Candy Crush-Maker King Digital Jumps as New Game Sales Increase

King Digital Entertainment Plc surged in extended trading after sales of titles other than Candy Crush Saga increased from the previous quarter, signaling the company is diversifying from its top-selling game.

King jumped as much as 21 percent after the close. Investors had a different reaction to Zynga Inc., the casual game maker of FarmVille, sending its shares down as much as 14 percent after it projected results that trailed analysts’ estimates.

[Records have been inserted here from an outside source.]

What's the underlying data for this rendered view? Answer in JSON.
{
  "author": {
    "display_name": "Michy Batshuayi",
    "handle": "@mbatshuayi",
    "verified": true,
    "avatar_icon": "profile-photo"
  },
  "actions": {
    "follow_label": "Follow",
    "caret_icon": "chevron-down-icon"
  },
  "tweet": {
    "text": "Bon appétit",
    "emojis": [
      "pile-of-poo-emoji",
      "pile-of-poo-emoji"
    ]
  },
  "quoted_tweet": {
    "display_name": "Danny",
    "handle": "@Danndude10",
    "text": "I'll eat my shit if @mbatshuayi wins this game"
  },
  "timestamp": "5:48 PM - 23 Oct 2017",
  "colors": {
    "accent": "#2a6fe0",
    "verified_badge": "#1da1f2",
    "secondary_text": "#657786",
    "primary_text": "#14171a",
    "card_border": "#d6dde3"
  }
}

Zynga and King have struggled to build on their marquee hits and prove that they’re not one-hit wonders. While Zynga, once the leader in games played on Facebook, has made headway moving its titles to smartphones and tablets, progress is taking longer than expected, according to Michael Pachter, an analyst at Wedbush Securities in Los Angeles.

“The stock is down because we don’t get relief this quarter,” said Pachter, who has a buy rating on Zynga shares.

Zynga, based in San Francisco, forecast revenue of $155 million to $165 million this quarter, missing the $195.2 million average of analysts’ estimates compiled by Bloomberg.

The company also said it would close its China studio, terminating 71 of its Beijing-located employees, after the studio was unable to replicate the success of FarmVille for a local Chinese audience.

It’s a different story for King. Through the close of regular trading today, King shares had tumbled 35 percent since its initial public offering in March as investors questioned whether the company could generate revenue from games other than Candy Crush.

Farm Heroes

The results Thursday reassured investors: Non-Candy Crush titles, such as Farm Heroes and Pet Rescue, generated $324 million in the fourth quarter, the Dublin-based company said in a statement, up from $264 million in the third quarter. The company also reported earnings per share of 57 cents for the last quarter, beating analysts’ estimates by 10 cents.

“Most importantly, non-Candy Crush grew by more than Candy Crush declined, which was the opposite of what shorts expected,” said Pachter, who has a buy rating on King shares.

King also agreed to acquire Z2Live, a game development company, for at least $45 million in cash and declared a special dividend of 94 cents a share.